All it takes is a quick Google search and you’ll find a vari­ety of marathon-train­ing sched­ules. One is bound to work for you. Be sure to tweak it as much as nec­es­sary and add the runs to your phone cal­en­dar so you’ll have it with you at all times.

Don’t pro­cras­ti­nate
You will feel every day of pro­cras­ti­na­tion in your marathon. Seri­ous­ly. Get out there and go run today. Don’t push off your train­ing runs or you won’t be get­ting the dis­tance or speed you want in your longer runs.

Slow and steady
Don’t plan on start­ing with 7‑mile runs if you haven’t even been run­ning five. Increase your week­ly mileage by no more than 10 per­cent, because the last thing you want is an injury. And don’t wor­ry too much about your pace to start with. It’s your first marathon; your pri­ma­ry goal should be just to finish.

restdaysUse your rest days
Use your rest days; you’ll need them. Overuse is easy when you’re train­ing for a long run and it can cause huge prob­lems. So be sure to relax. You won’t get stronger if you’re con­stant­ly try­ing to go at 100 percent.
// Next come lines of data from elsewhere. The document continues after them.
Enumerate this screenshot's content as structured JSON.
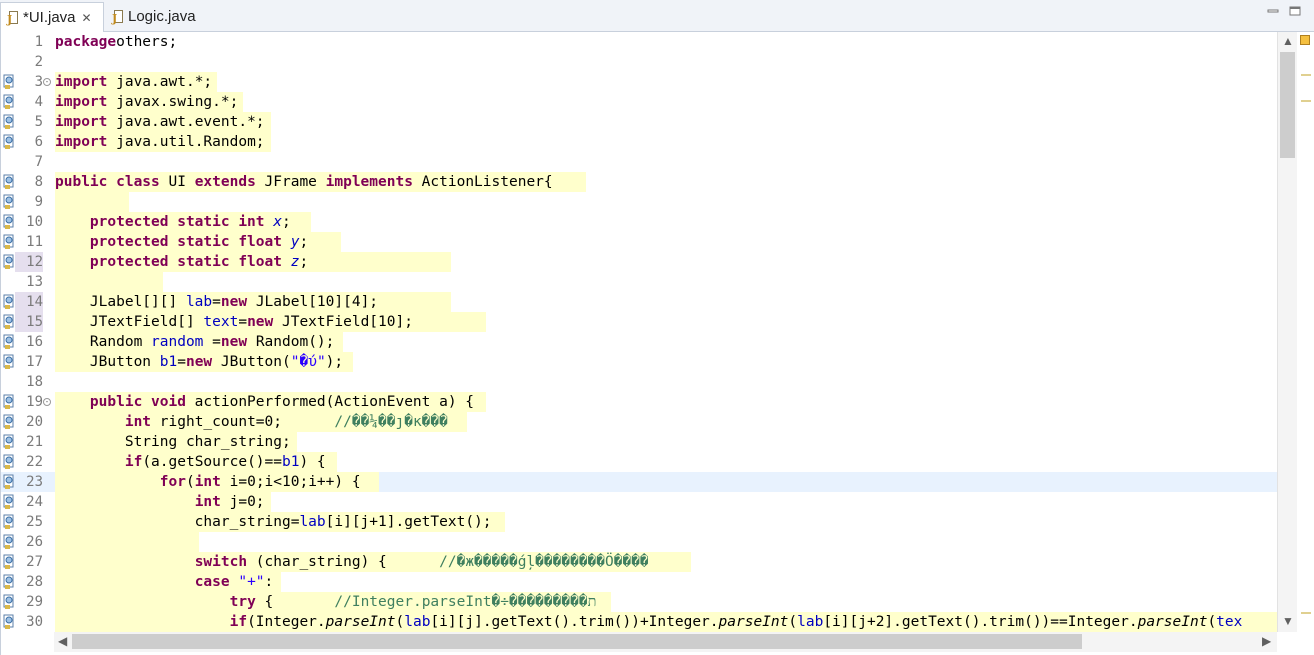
{
  "tabs": [
    {
      "label": "*UI.java",
      "close": "✕"
    },
    {
      "label": "Logic.java"
    }
  ],
  "window_controls": {
    "minimize": "minimize-icon",
    "maximize": "maximize-icon"
  },
  "lines": [
    {
      "n": "1",
      "segs": [
        [
          "kw",
          "package"
        ],
        [
          "",
          "others;"
        ]
      ]
    },
    {
      "n": "2",
      "segs": []
    },
    {
      "n": "3",
      "fold": "⊖",
      "segs": [
        [
          "kw",
          "import"
        ],
        [
          "",
          " java.awt.*;"
        ]
      ]
    },
    {
      "n": "4",
      "segs": [
        [
          "kw",
          "import"
        ],
        [
          "",
          " javax.swing.*;"
        ]
      ]
    },
    {
      "n": "5",
      "segs": [
        [
          "kw",
          "import"
        ],
        [
          "",
          " java.awt.event.*;"
        ]
      ]
    },
    {
      "n": "6",
      "segs": [
        [
          "kw",
          "import"
        ],
        [
          "",
          " java.util.Random;"
        ]
      ]
    },
    {
      "n": "7",
      "segs": []
    },
    {
      "n": "8",
      "segs": [
        [
          "kw",
          "public class"
        ],
        [
          "",
          " UI "
        ],
        [
          "kw",
          "extends"
        ],
        [
          "",
          " JFrame "
        ],
        [
          "kw",
          "implements"
        ],
        [
          "",
          " ActionListener{"
        ]
      ]
    },
    {
      "n": "9",
      "segs": []
    },
    {
      "n": "10",
      "segs": [
        [
          "",
          "    "
        ],
        [
          "kw",
          "protected static int"
        ],
        [
          "",
          " "
        ],
        [
          "sfld",
          "x"
        ],
        [
          "",
          ";"
        ]
      ]
    },
    {
      "n": "11",
      "segs": [
        [
          "",
          "    "
        ],
        [
          "kw",
          "protected static float"
        ],
        [
          "",
          " "
        ],
        [
          "sfld",
          "y"
        ],
        [
          "",
          ";"
        ]
      ]
    },
    {
      "n": "12",
      "segs": [
        [
          "",
          "    "
        ],
        [
          "kw",
          "protected static float"
        ],
        [
          "",
          " "
        ],
        [
          "sfld",
          "z"
        ],
        [
          "",
          ";"
        ]
      ]
    },
    {
      "n": "13",
      "segs": []
    },
    {
      "n": "14",
      "segs": [
        [
          "",
          "    JLabel[][] "
        ],
        [
          "fld",
          "lab"
        ],
        [
          "",
          "="
        ],
        [
          "kw",
          "new"
        ],
        [
          "",
          " JLabel[10][4];"
        ]
      ]
    },
    {
      "n": "15",
      "segs": [
        [
          "",
          "    JTextField[] "
        ],
        [
          "fld",
          "text"
        ],
        [
          "",
          "="
        ],
        [
          "kw",
          "new"
        ],
        [
          "",
          " JTextField[10];"
        ]
      ]
    },
    {
      "n": "16",
      "segs": [
        [
          "",
          "    Random "
        ],
        [
          "fld",
          "random"
        ],
        [
          "",
          " ="
        ],
        [
          "kw",
          "new"
        ],
        [
          "",
          " Random();"
        ]
      ]
    },
    {
      "n": "17",
      "segs": [
        [
          "",
          "    JButton "
        ],
        [
          "fld",
          "b1"
        ],
        [
          "",
          "="
        ],
        [
          "kw",
          "new"
        ],
        [
          "",
          " JButton("
        ],
        [
          "str",
          "\"�ύ\""
        ],
        [
          "",
          ");"
        ]
      ]
    },
    {
      "n": "18",
      "segs": []
    },
    {
      "n": "19",
      "fold": "⊖",
      "segs": [
        [
          "",
          "    "
        ],
        [
          "kw",
          "public void"
        ],
        [
          "",
          " actionPerformed(ActionEvent a) {"
        ]
      ]
    },
    {
      "n": "20",
      "segs": [
        [
          "",
          "        "
        ],
        [
          "kw",
          "int"
        ],
        [
          "",
          " right_count=0;      "
        ],
        [
          "cmt",
          "//��¼��ȷ�ĸ���"
        ]
      ]
    },
    {
      "n": "21",
      "segs": [
        [
          "",
          "        String char_string;"
        ]
      ]
    },
    {
      "n": "22",
      "segs": [
        [
          "",
          "        "
        ],
        [
          "kw",
          "if"
        ],
        [
          "",
          "(a.getSource()=="
        ],
        [
          "fld",
          "b1"
        ],
        [
          "",
          ") {"
        ]
      ]
    },
    {
      "n": "23",
      "segs": [
        [
          "",
          "            "
        ],
        [
          "kw",
          "for"
        ],
        [
          "",
          "("
        ],
        [
          "kw",
          "int"
        ],
        [
          "",
          " i=0;i<10;i++) {"
        ]
      ]
    },
    {
      "n": "24",
      "segs": [
        [
          "",
          "                "
        ],
        [
          "kw",
          "int"
        ],
        [
          "",
          " j=0;"
        ]
      ]
    },
    {
      "n": "25",
      "segs": [
        [
          "",
          "                char_string="
        ],
        [
          "fld",
          "lab"
        ],
        [
          "",
          "[i][j+1].getText();"
        ]
      ]
    },
    {
      "n": "26",
      "segs": []
    },
    {
      "n": "27",
      "segs": [
        [
          "",
          "                "
        ],
        [
          "kw",
          "switch"
        ],
        [
          "",
          " (char_string) {      "
        ],
        [
          "cmt",
          "//�ж�����ǵļ��������Ö����"
        ]
      ]
    },
    {
      "n": "28",
      "segs": [
        [
          "",
          "                "
        ],
        [
          "kw",
          "case"
        ],
        [
          "",
          " "
        ],
        [
          "str",
          "\"+\""
        ],
        [
          "",
          ":"
        ]
      ]
    },
    {
      "n": "29",
      "segs": [
        [
          "",
          "                    "
        ],
        [
          "kw",
          "try"
        ],
        [
          "",
          " {       "
        ],
        [
          "cmt",
          "//Integer.parseInt�÷���������ת"
        ]
      ]
    },
    {
      "n": "30",
      "segs": [
        [
          "",
          "                    "
        ],
        [
          "kw",
          "if"
        ],
        [
          "",
          "(Integer."
        ],
        [
          "sm",
          "parseInt"
        ],
        [
          "",
          "("
        ],
        [
          "fld",
          "lab"
        ],
        [
          "",
          "[i][j].getText().trim())+Integer."
        ],
        [
          "sm",
          "parseInt"
        ],
        [
          "",
          "("
        ],
        [
          "fld",
          "lab"
        ],
        [
          "",
          "[i][j+2].getText().trim())==Integer."
        ],
        [
          "sm",
          "parseInt"
        ],
        [
          "",
          "("
        ],
        [
          "fld",
          "tex"
        ]
      ]
    }
  ]
}
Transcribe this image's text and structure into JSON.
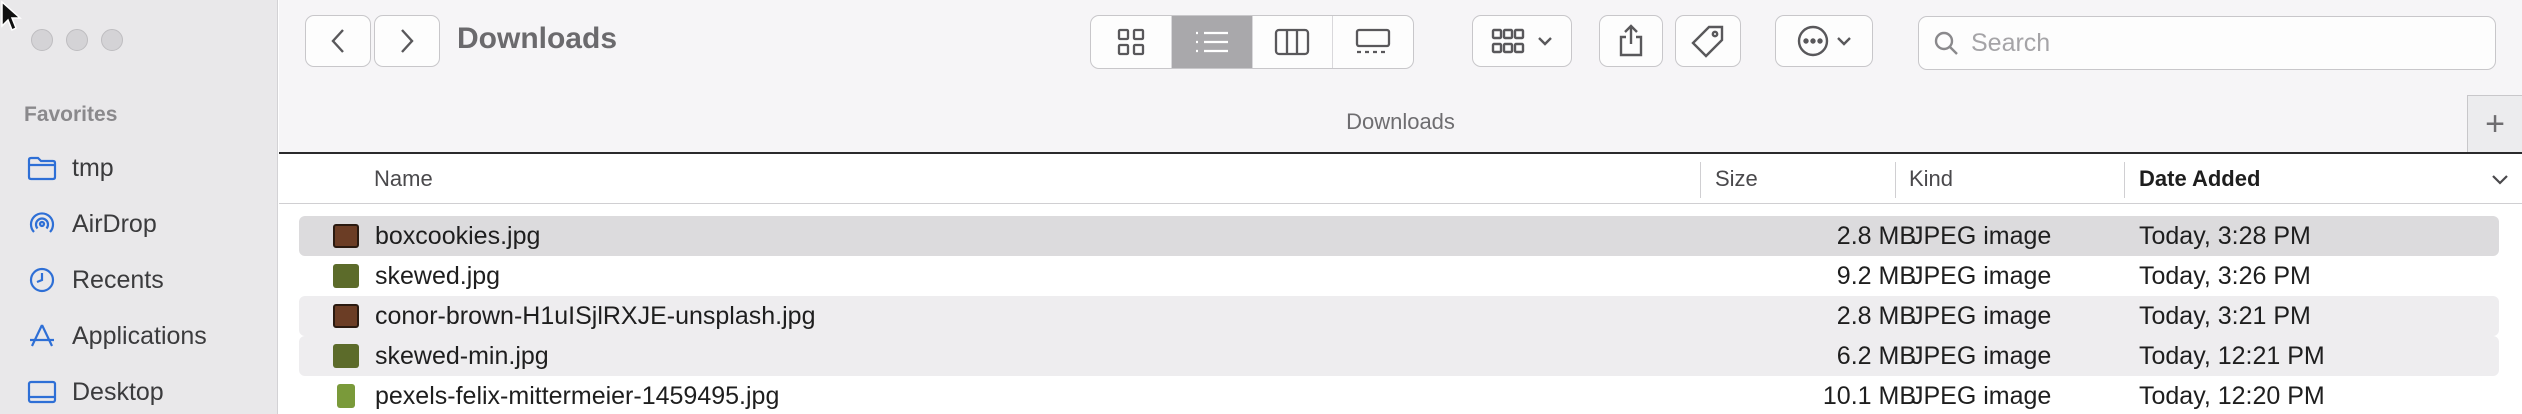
{
  "sidebar": {
    "section_label": "Favorites",
    "items": [
      {
        "label": "tmp",
        "icon": "folder-icon"
      },
      {
        "label": "AirDrop",
        "icon": "airdrop-icon"
      },
      {
        "label": "Recents",
        "icon": "clock-icon"
      },
      {
        "label": "Applications",
        "icon": "applications-icon"
      },
      {
        "label": "Desktop",
        "icon": "desktop-icon"
      }
    ]
  },
  "toolbar": {
    "title": "Downloads",
    "search_placeholder": "Search",
    "active_view": "list"
  },
  "pathbar": {
    "label": "Downloads",
    "add_label": "+"
  },
  "columns": {
    "name": "Name",
    "size": "Size",
    "kind": "Kind",
    "date_added": "Date Added"
  },
  "files": [
    {
      "name": "boxcookies.jpg",
      "size": "2.8 MB",
      "kind": "JPEG image",
      "date_added": "Today, 3:28 PM",
      "thumb_color": "#6b3d25"
    },
    {
      "name": "skewed.jpg",
      "size": "9.2 MB",
      "kind": "JPEG image",
      "date_added": "Today, 3:26 PM",
      "thumb_color": "#5c6b2a"
    },
    {
      "name": "conor-brown-H1uISjlRXJE-unsplash.jpg",
      "size": "2.8 MB",
      "kind": "JPEG image",
      "date_added": "Today, 3:21 PM",
      "thumb_color": "#6b3d25"
    },
    {
      "name": "skewed-min.jpg",
      "size": "6.2 MB",
      "kind": "JPEG image",
      "date_added": "Today, 12:21 PM",
      "thumb_color": "#5c6b2a"
    },
    {
      "name": "pexels-felix-mittermeier-1459495.jpg",
      "size": "10.1 MB",
      "kind": "JPEG image",
      "date_added": "Today, 12:20 PM",
      "thumb_color": "#7a9a3a"
    }
  ],
  "colors": {
    "accent": "#2e6fd6",
    "sidebar_bg": "#e9e8ea",
    "row_stripe": "#eeedef",
    "row_selected": "#dcdbdd"
  }
}
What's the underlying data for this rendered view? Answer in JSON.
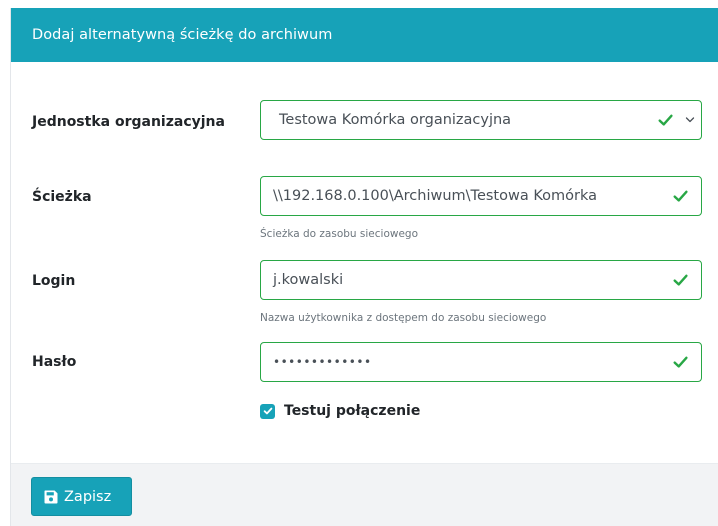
{
  "header": {
    "title": "Dodaj alternatywną ścieżkę do archiwum"
  },
  "form": {
    "unit": {
      "label": "Jednostka organizacyjna",
      "value": "Testowa Komórka organizacyjna",
      "status_icon": "check-icon",
      "dropdown_icon": "chevron-down-icon"
    },
    "path": {
      "label": "Ścieżka",
      "value": "\\\\192.168.0.100\\Archiwum\\Testowa Komórka",
      "help": "Ścieżka do zasobu sieciowego",
      "status_icon": "check-icon"
    },
    "login": {
      "label": "Login",
      "value": "j.kowalski",
      "help": "Nazwa użytkownika z dostępem do zasobu sieciowego",
      "status_icon": "check-icon"
    },
    "password": {
      "label": "Hasło",
      "value": "•••••••••••••",
      "status_icon": "check-icon"
    },
    "test_connection": {
      "label": "Testuj połączenie",
      "checked": true
    }
  },
  "footer": {
    "save_label": "Zapisz",
    "save_icon": "floppy-disk-icon"
  },
  "colors": {
    "header": "#17a2b8",
    "valid": "#28a745",
    "button": "#17a2b8",
    "footer_bg": "#f2f3f5"
  }
}
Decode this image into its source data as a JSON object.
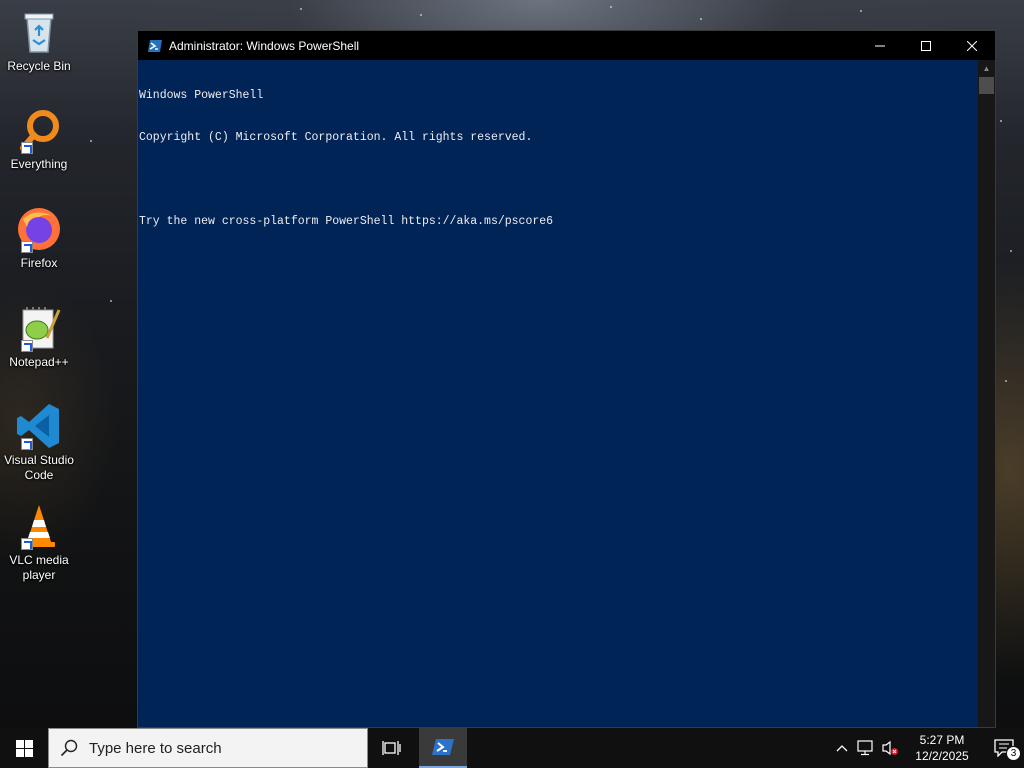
{
  "desktop": {
    "icons": [
      {
        "label": "Recycle Bin",
        "icon": "recycle-bin-icon"
      },
      {
        "label": "Everything",
        "icon": "magnifier-icon"
      },
      {
        "label": "Firefox",
        "icon": "firefox-icon"
      },
      {
        "label": "Notepad++",
        "icon": "notepad-plus-plus-icon"
      },
      {
        "label": "Visual Studio Code",
        "icon": "vscode-icon"
      },
      {
        "label": "VLC media player",
        "icon": "vlc-cone-icon"
      }
    ]
  },
  "window": {
    "title": "Administrator: Windows PowerShell",
    "background": "#012456",
    "console_lines": [
      "Windows PowerShell",
      "Copyright (C) Microsoft Corporation. All rights reserved.",
      "",
      "Try the new cross-platform PowerShell https://aka.ms/pscore6"
    ]
  },
  "taskbar": {
    "search_placeholder": "Type here to search",
    "clock_time": "5:27 PM",
    "clock_date": "12/2/2025",
    "notification_count": "3"
  }
}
Eat well
Besides choos­ing health­i­er options, you’ll also prob­a­bly want to eat more than usu­al since you’ll be burn­ing a lot of calo­ries on those runs—and you’ll real­ly need the fuel. And don’t nec­es­sar­i­ly wor­ry about “car­bo load­ing.” Use your food sched­ule dur­ing your train­ing as a gauge of what to eat before, dur­ing and after your marathon. Don’t do any­thing dif­fer­ent just for the race; keep it consistent.

Hydrate
The longer you run, the more water you’ll need. Don’t get dehy­drat­ed. Not only will it cost you in your runs, result­ing in a slow­er pace you might not even be able to sus­tain for as far as you need to, it can also result in seri­ous health issues.

Get some sleep
You won’t be able to run at 100 per­cent if you haven’t been sleep­ing at 100 per­cent. And you might even need to sleep a lit­tle more than usu­al, because a 17-mile run can real­ly tuck­er you out.

cross-trainingDo some cross-training
Cross-train­ing is a great way to mix it up and avoid overuse of cer­tain mus­cles. Do some yoga for stretch­ing and strength, or head out for a bike ride to work on your endurance and use your legs in a dif­fer­ent way. Do what works for you and fits in your train­ing schedule.

Try to have fun
A lot of run­ning mag­a­zines will tell you that marathons are fun, but in actu­al­i­ty: they’re not real­ly. The fun part is the feel­ing you get when you’re done and being able to say you did it. The actu­al run­ning part is hard and it hurts, but forc­ing a smile until it becomes real can def­i­nite­ly help make it more enjoy­able. Fake it till you make it.